a full Reward in this Life, and when they dye, their Works shall follow them;
whatsoever they have given to God on Earth, they shall assuredly find in Heaven.
Wherefore recommending the College of Chelsea to every Religious Christian's
Thoughts, we cease further to press them. Only for Satisfaction of those that
know why this College is erected at Chelsea, and not in one of the Universities,
thought fit to add; That this Place was thought most fit to receive Directions
Superiors; to consult with Men of best Experience; to obtain Intelligence from
Parts; to print Books, and to disperse them; and lastly, to obtain the Favour of
and City. Further hereby; As all Emulation may be avoided, so the Help of both
Universities may as well be had by Intercourse of our Agents, as if the College
either of the Universities.
This College, why at Chelsea?
Thus all Things now stand. God bless the Proceeding of this Work, and give
his own Name, and a happy Issue to this holy Design. Amen.
But after all this Endeavour and Pains to bring this good Work to some
there was only one Range of Building erected, and that scarce finished, which
3000l. all begun and done chiefly by the said Dr. Sutcliff. But this was scarce
Eighth Part of the whole intended Edifice; that is, a double Quadrangle, besides
on each Side. But however, Provosts and Fellows were appointed from Time to
The first Provost and Set of Fellows, nominated by the King himself, were these:
Only a small Part built.
Full. Church Hist. Lib. X. p. 52.
Matthew Sutcliff, Dean of Exeter, Provost.
John Overal, Dean of St. Paul's.
Thomas Morton, Dean of Winchester.
Richard Field, Dean of Gloucester.
William Covitt, [perhaps for Covel].
Ben. Charrier. [This Man turned Papist afterwards.]
Names of the Provost and Fellows.
Doctors of Divinity.
William Hellier, Archdeacon of Barnstable.
John White, Fellow of Manchester-College.
William Camden, Clarencieux, Historians.
John Heywood, Doctor of Law, [perhaps Heyward].
All great, learned Men, and of the best Figure in those Times. And as these
preferred to Bishopricks, (as many of them were) or died; K. James, by Letters
Patents, dated November 14. 1622, substituted others in their Rooms: Among whom
was the remarkable Archbishop of Spalato.
To advance this Work, the King, 1616, sent his Letter to Abbot, Archbishop of
Canterbury (as was mentioned before) to stir up all the Clergy in his Province

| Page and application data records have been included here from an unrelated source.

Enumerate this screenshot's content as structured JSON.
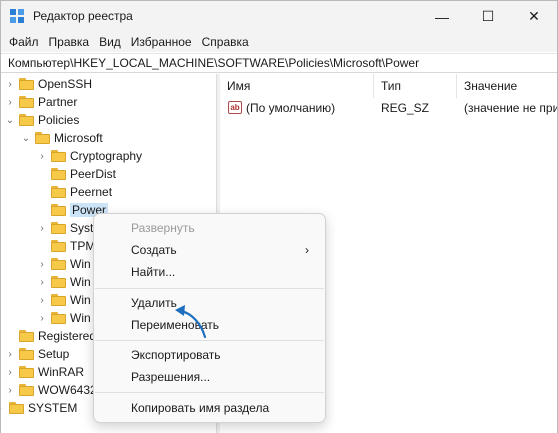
{
  "window": {
    "title": "Редактор реестра",
    "controls": {
      "minimize": "—",
      "maximize": "☐",
      "close": "✕"
    }
  },
  "menu": [
    "Файл",
    "Правка",
    "Вид",
    "Избранное",
    "Справка"
  ],
  "address": "Компьютер\\HKEY_LOCAL_MACHINE\\SOFTWARE\\Policies\\Microsoft\\Power",
  "tree": [
    {
      "label": "OpenSSH",
      "chevron": "›"
    },
    {
      "label": "Partner",
      "chevron": "›"
    },
    {
      "label": "Policies",
      "chevron": "⌄"
    },
    {
      "label": "Microsoft",
      "chevron": "⌄"
    },
    {
      "label": "Cryptography",
      "chevron": "›"
    },
    {
      "label": "PeerDist",
      "chevron": ""
    },
    {
      "label": "Peernet",
      "chevron": ""
    },
    {
      "label": "Power",
      "chevron": ""
    },
    {
      "label": "Syst",
      "chevron": "›"
    },
    {
      "label": "TPM",
      "chevron": ""
    },
    {
      "label": "Win",
      "chevron": "›"
    },
    {
      "label": "Win",
      "chevron": "›"
    },
    {
      "label": "Win",
      "chevron": "›"
    },
    {
      "label": "Win",
      "chevron": "›"
    },
    {
      "label": "Registered",
      "chevron": ""
    },
    {
      "label": "Setup",
      "chevron": "›"
    },
    {
      "label": "WinRAR",
      "chevron": "›"
    },
    {
      "label": "WOW6432",
      "chevron": "›"
    },
    {
      "label": "SYSTEM",
      "chevron": "›"
    }
  ],
  "values": {
    "columns": {
      "name": "Имя",
      "type": "Тип",
      "value": "Значение"
    },
    "rows": [
      {
        "icon": "ab",
        "name": "(По умолчанию)",
        "type": "REG_SZ",
        "value": "(значение не присвоено)"
      }
    ]
  },
  "context_menu": {
    "items": [
      {
        "label": "Развернуть",
        "disabled": true
      },
      {
        "label": "Создать",
        "arrow": "›"
      },
      {
        "label": "Найти..."
      },
      {
        "label": "Удалить"
      },
      {
        "label": "Переименовать"
      },
      {
        "label": "Экспортировать"
      },
      {
        "label": "Разрешения..."
      },
      {
        "label": "Копировать имя раздела"
      }
    ]
  },
  "colors": {
    "accent": "#2a7fd4",
    "selection": "#cce4f7",
    "folder": "#f7c948",
    "annotation_arrow": "#1f6fbf"
  }
}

liberal Contribution. He accordingly wrote his Letters to the Bishops to deal
respective Clergy and others of Ability, to give their charitable Benevolence
perfecting so pious a Design. But the Collections came in but slowly and
that finally the Building stopt and went not forward, and so by little and
little fell to
Decay and Ruin. And at last there was a Decree in Chancery, made by Coventrie,
Keeper, that three of those four Farms formerly given to the College, should
again to the Possession of the Heir general of Dr. Sutcliffe; and this by the
Dr. Featly the third Provost of the College, and Dr. Prideaux surviving Trustee.
were also commenced about the Title of the very Ground it stood on, between
Lord Mounson, who Married the Widow of the Earl of Nottingham, that granted the
Lease of the Land, and the fourth Provost. This Provost was Dr. Samuel
living about the Year 1654 or 1655, when Dr. Fuller wrote his Church History, to
whom the said Provost imparted the Records of the said College.
A Contribution towards it among the Clergy.
The Building stopt.
Suits commenced about the College.
But though this College, set apart for Learning, came to this unhappy
yet now in our Times, after it had laid long neglected, our Kings have cast a